13Materials & MethodsClients responded to follow-up phone surveys at 6 weeks, 6 months, and 12 months post-intervention.Reports summarizing the number of interventions completed, the number of quit dates set, and client satisfaction were shared and discussed with WIC counselors at their monthly staff meetings.
14Results 3A’s Staff Training Results (pre/post) Knowledge scores increased from average of 52% to 83% (p < .05); confidence scores also increased, but not significantly (n=11)Intervention Data:327 women received the 3A’s62% pregnant; 38% postpartum84% were current smokers17% (n=57) set a quit date during the intervention
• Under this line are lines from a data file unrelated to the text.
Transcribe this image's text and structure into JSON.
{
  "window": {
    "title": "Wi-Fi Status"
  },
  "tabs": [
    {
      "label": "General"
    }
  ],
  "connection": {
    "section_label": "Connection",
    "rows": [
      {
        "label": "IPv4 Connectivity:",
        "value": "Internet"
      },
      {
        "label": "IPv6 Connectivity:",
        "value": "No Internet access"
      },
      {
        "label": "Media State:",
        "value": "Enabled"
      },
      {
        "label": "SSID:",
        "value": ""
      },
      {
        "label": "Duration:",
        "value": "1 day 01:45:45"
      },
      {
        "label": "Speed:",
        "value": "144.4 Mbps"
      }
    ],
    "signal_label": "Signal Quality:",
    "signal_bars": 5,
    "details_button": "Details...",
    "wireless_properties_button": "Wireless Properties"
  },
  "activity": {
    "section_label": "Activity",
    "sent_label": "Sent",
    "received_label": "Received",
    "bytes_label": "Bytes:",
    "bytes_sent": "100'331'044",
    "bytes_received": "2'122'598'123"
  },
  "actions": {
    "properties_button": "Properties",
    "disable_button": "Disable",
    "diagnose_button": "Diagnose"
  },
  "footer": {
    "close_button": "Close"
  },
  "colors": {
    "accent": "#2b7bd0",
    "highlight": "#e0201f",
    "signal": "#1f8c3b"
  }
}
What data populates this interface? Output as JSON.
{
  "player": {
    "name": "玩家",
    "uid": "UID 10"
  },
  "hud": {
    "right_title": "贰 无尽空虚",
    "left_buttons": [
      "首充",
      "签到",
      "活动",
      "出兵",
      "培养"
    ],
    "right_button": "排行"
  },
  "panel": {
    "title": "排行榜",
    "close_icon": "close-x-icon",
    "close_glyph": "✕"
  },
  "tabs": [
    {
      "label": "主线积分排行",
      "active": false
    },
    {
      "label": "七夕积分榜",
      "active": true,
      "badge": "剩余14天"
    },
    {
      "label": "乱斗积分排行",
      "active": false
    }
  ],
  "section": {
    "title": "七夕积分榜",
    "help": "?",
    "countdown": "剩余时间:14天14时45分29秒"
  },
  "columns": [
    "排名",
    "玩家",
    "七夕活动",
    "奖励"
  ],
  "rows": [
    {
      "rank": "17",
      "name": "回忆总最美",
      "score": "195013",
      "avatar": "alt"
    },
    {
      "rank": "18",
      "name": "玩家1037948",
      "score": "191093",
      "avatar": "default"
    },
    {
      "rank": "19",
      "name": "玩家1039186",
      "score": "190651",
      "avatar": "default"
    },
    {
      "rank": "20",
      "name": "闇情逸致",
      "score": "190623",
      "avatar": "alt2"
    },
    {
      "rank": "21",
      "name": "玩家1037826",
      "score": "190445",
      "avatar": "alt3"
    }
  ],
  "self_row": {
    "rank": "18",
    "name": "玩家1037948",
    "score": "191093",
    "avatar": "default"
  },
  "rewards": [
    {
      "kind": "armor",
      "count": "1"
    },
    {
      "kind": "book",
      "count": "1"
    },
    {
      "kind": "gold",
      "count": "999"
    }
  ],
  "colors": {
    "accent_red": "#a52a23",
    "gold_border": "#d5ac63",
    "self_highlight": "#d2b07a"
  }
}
15Results6 Weeks Post-Intervention Survey:60% (n=160) response rate65% felt staff advice was useful; 55% reported the materials were usefulOf those who had not quit, 75% reported trying to quit in the last six months and 58% reported they were seriously considering quitting in the next 30 days
16Results Preliminary 6 Month Post-Intervention Data: 46% response rate (n=45)19% report cutting back and 20% report quitting and remaining quit
19Lessons LearnedSystematic cessation and relapse prevention training among WIC staff can successfully increase counseling practices.Periodic feedback on the effectiveness of smoking interventions and opportunities for input are important motivators for providers to implement cessation promotion and relapse prevention.Challenges include: making the intervention a priority; attrition on follow-up surveys; client recruitment for the cessation support class; and staff turn over.
20AcknowledgementsWe would like to thank the Lane County WIC staff for their invaluable support of Quitting for Keeps and the great work they do every day. Thanks also to Ed Lichtenstein at ORI for his advice and feedback. Quitting for Keeps was funded by a grant from the American Legacy Foundation® and we’ve truly appreciated the technical assistance and support provided by Robin Scott and Scott Thomas. Additional thanks to Laura Hammond, Connie Sullivan and Karen Gillette for their support, assistance, and encouragement.